## ACTIVITY
The full set of records must be printed exactly as given.

## MATERIAL SUPPLIED
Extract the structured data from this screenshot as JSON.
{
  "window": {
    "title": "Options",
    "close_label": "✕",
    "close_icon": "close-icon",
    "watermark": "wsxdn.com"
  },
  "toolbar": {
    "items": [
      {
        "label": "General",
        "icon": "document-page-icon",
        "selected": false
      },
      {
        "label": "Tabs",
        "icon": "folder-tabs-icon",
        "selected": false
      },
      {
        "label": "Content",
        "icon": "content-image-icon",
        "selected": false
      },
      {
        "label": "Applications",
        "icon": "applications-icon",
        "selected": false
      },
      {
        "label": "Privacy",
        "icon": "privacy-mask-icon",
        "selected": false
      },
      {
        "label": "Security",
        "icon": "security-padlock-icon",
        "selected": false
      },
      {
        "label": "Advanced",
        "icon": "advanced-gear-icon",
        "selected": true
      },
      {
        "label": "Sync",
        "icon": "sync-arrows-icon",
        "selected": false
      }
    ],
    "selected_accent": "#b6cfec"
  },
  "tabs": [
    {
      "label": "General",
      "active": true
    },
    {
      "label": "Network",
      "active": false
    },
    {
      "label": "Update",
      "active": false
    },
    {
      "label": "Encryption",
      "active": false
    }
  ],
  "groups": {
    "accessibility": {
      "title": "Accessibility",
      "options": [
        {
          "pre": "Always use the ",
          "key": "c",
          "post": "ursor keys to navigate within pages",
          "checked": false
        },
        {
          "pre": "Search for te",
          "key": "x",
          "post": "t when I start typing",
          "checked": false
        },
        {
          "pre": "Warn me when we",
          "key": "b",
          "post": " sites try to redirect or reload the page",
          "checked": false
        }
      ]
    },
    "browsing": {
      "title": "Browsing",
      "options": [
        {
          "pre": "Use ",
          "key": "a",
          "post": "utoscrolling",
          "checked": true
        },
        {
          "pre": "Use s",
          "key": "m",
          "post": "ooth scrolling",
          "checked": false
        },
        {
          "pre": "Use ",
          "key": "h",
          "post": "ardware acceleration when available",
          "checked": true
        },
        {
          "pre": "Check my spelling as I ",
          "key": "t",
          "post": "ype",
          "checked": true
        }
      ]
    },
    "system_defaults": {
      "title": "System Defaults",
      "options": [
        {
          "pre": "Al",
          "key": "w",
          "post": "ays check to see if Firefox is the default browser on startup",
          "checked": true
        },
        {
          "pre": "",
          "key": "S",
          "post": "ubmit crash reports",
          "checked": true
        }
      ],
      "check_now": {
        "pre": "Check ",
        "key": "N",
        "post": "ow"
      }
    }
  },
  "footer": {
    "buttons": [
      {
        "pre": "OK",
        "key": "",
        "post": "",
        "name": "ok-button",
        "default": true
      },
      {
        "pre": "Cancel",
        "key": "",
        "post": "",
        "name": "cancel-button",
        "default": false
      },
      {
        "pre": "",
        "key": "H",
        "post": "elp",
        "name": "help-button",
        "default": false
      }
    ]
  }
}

## YOUR RESPONSE
Extract the structured data from this screenshot as JSON.
{
  "window": {
    "title": "Options",
    "close_label": "✕",
    "close_icon": "close-icon",
    "watermark": "wsxdn.com"
  },
  "toolbar": {
    "items": [
      {
        "label": "General",
        "icon": "document-page-icon",
        "selected": false
      },
      {
        "label": "Tabs",
        "icon": "folder-tabs-icon",
        "selected": false
      },
      {
        "label": "Content",
        "icon": "content-image-icon",
        "selected": false
      },
      {
        "label": "Applications",
        "icon": "applications-icon",
        "selected": false
      },
      {
        "label": "Privacy",
        "icon": "privacy-mask-icon",
        "selected": false
      },
      {
        "label": "Security",
        "icon": "security-padlock-icon",
        "selected": false
      },
      {
        "label": "Advanced",
        "icon": "advanced-gear-icon",
        "selected": true
      },
      {
        "label": "Sync",
        "icon": "sync-arrows-icon",
        "selected": false
      }
    ],
    "selected_accent": "#b6cfec"
  },
  "tabs": [
    {
      "label": "General",
      "active": true
    },
    {
      "label": "Network",
      "active": false
    },
    {
      "label": "Update",
      "active": false
    },
    {
      "label": "Encryption",
      "active": false
    }
  ],
  "groups": {
    "accessibility": {
      "title": "Accessibility",
      "options": [
        {
          "pre": "Always use the ",
          "key": "c",
          "post": "ursor keys to navigate within pages",
          "checked": false
        },
        {
          "pre": "Search for te",
          "key": "x",
          "post": "t when I start typing",
          "checked": false
        },
        {
          "pre": "Warn me when we",
          "key": "b",
          "post": " sites try to redirect or reload the page",
          "checked": false
        }
      ]
    },
    "browsing": {
      "title": "Browsing",
      "options": [
        {
          "pre": "Use ",
          "key": "a",
          "post": "utoscrolling",
          "checked": true
        },
        {
          "pre": "Use s",
          "key": "m",
          "post": "ooth scrolling",
          "checked": false
        },
        {
          "pre": "Use ",
          "key": "h",
          "post": "ardware acceleration when available",
          "checked": true
        },
        {
          "pre": "Check my spelling as I ",
          "key": "t",
          "post": "ype",
          "checked": true
        }
      ]
    },
    "system_defaults": {
      "title": "System Defaults",
      "options": [
        {
          "pre": "Al",
          "key": "w",
          "post": "ays check to see if Firefox is the default browser on startup",
          "checked": true
        },
        {
          "pre": "",
          "key": "S",
          "post": "ubmit crash reports",
          "checked": true
        }
      ],
      "check_now": {
        "pre": "Check ",
        "key": "N",
        "post": "ow"
      }
    }
  },
  "footer": {
    "buttons": [
      {
        "pre": "OK",
        "key": "",
        "post": "",
        "name": "ok-button",
        "default": true
      },
      {
        "pre": "Cancel",
        "key": "",
        "post": "",
        "name": "cancel-button",
        "default": false
      },
      {
        "pre": "",
        "key": "H",
        "post": "elp",
        "name": "help-button",
        "default": false
      }
    ]
  }
}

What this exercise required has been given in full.